Preserving Russia’s independent journalism

A team of reporters and technology specialists is preserving the work of Russia’s independent media before they are erased.

PEN America, a New York City–based group that advocates for press freedom, and New York’s Bard College recently launched the Russian Independent Media Archive. The project aims to serve as a historical record of independent Russian journalism since 2000, when Vladimir Putin became Russia’s president.

So far, the site has archived more than 500,000 articles from 13 independent Russian media outlets. Many of these outlets closed or left Russia following Russia’s February 2022 full-scale invasion of Ukraine and the enactment of new laws further restricting media freedom.

Making sense of a ‘pivotal period’

PEN America said the archive “will make the journalism of this pivotal period accessible to the reporters, historians, political scientists and other researchers who will make sense of Russia’s past.”

Dru Menaker, chief operating officer at PEN America and a former foreign correspondent in Moscow, said, “Brave, determined independent journalists have worked against constraints on press freedom and free expression, and their works must be preserved if we are to understand Russia’s present and serve its future.”

The project aims to preserve the work of 70 publications.

“Independent journalism offers some foundation for our understanding of what is happening.”

~ Russian historian Ilia Venyavkin

The archive includes articles from Novaya Gazeta, whose editor, Dmitry Muratov, won the 2021 Nobel Peace Prize for his efforts to safeguard freedom of expression. The Nobel Committee specifically commended Novaya Gazeta’s critical reporting. The Kremlin’s media monitoring agency Roskomnadzor threatened action under Russia’s “foreign agents” law, which subjects journalists to fines, harassment and potential imprisonment.

Novaya Gazeta suspended its operations in Russia in March 2022. The next month, exiled journalists launched a European edition of the paper, Novaya Gazeta Europe, from Riga, Latvia.

Roman Badanin, the founder and editor of Proekt, left Russia after Russian authorities deemed the outlet “undesirable.” Proekt’s work, likewise, is part of the archive. So too are articles from, Meduza, Mediazona, OVD-Info, Pskovskaya Gubernia, The Bell, Russian Newsweek, Holod, Agency, Ochevidcy and Verstka.

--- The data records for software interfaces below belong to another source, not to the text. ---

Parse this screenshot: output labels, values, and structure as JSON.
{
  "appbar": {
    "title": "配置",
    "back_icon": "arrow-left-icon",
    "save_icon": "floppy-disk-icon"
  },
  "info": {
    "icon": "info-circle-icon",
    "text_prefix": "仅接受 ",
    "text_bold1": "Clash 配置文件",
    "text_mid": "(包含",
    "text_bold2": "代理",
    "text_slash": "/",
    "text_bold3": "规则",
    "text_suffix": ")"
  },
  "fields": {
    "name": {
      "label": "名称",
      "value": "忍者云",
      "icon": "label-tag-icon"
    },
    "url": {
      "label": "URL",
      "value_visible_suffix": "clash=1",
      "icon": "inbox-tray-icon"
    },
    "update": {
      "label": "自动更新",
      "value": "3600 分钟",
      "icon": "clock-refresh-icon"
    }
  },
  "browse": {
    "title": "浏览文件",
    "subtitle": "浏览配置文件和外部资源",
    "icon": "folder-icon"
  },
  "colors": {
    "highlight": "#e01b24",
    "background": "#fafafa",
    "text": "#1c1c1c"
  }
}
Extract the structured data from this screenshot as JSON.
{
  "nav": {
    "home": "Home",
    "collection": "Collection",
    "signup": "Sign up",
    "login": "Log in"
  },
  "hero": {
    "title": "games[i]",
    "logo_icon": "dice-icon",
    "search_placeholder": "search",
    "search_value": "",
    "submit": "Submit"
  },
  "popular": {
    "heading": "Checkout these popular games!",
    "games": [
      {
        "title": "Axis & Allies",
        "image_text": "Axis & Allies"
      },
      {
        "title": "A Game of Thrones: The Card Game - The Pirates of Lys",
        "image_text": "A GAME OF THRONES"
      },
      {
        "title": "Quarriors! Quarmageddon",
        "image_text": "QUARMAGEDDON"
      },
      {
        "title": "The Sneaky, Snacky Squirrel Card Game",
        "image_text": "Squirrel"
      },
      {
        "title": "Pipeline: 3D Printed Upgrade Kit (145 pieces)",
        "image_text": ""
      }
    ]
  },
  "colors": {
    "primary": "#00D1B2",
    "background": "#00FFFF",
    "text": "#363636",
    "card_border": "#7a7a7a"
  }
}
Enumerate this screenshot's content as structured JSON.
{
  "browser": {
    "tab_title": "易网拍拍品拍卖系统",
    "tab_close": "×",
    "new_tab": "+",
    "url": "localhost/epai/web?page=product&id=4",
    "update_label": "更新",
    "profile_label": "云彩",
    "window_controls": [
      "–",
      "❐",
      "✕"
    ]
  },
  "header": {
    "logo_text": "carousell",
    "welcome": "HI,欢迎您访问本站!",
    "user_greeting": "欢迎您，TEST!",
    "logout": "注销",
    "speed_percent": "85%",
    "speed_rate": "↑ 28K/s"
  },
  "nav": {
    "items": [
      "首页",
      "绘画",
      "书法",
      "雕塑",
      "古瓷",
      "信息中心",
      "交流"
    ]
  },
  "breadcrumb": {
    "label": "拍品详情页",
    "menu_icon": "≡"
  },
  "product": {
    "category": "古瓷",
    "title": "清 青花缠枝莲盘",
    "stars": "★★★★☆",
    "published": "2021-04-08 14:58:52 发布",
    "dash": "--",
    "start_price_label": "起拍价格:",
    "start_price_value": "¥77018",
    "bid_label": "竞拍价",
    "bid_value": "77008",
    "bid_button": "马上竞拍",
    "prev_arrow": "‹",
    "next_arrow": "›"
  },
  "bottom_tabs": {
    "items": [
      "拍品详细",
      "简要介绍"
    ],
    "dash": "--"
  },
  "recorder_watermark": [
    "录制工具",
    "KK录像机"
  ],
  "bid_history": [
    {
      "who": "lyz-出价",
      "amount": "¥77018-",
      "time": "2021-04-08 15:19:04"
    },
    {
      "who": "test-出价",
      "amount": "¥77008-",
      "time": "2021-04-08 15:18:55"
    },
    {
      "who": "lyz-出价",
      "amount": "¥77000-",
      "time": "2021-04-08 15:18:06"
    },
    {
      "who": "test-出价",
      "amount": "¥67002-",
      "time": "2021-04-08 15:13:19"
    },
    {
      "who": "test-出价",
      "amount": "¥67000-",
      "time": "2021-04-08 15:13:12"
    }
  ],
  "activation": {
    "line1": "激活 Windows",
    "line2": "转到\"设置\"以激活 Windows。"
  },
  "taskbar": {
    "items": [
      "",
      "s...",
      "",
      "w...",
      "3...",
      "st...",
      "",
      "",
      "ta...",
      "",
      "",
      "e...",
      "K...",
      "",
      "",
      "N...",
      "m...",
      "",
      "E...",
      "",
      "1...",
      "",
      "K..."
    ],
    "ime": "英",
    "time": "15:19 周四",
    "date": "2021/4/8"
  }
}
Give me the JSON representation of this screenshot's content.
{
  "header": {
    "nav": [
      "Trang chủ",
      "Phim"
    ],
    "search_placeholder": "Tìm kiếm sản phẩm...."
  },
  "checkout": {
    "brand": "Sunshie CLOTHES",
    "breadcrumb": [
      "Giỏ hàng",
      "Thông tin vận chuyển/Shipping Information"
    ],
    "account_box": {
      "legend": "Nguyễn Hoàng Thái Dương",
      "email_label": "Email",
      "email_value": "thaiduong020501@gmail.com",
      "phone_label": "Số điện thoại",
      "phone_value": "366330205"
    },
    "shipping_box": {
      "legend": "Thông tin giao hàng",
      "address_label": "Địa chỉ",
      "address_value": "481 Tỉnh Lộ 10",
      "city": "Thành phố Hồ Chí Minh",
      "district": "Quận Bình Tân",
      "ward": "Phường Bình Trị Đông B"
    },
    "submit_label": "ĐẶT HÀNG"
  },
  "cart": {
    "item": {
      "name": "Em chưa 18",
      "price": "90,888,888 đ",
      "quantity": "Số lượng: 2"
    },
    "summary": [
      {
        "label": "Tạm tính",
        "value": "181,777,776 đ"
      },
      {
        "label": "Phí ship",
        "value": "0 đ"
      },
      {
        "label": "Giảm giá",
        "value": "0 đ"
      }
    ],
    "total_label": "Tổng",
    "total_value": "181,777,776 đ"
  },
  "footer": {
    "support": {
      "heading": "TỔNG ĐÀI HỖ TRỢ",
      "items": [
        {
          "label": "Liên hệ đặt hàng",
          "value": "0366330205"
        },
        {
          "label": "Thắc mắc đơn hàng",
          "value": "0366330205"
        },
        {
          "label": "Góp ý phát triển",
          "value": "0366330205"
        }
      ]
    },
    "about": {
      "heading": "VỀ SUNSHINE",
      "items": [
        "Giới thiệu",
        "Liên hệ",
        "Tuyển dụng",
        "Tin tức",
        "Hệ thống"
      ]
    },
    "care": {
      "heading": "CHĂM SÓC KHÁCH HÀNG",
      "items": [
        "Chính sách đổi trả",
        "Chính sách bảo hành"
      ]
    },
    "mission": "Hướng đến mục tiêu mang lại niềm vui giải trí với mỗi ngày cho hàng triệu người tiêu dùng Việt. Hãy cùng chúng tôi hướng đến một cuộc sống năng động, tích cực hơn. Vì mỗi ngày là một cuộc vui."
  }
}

Kremlin targeted articles about Russia’s aggression

The archive includes articles with independent information and opinions in Russia about the Kremlin’s war against Ukraine. Some specific examples include:

“The best thing we can do is collect the media archive, hoping one day it will be supplemented from documents coming from state archives,” said Ilia Venyavkin, a Russian historian working with the project team.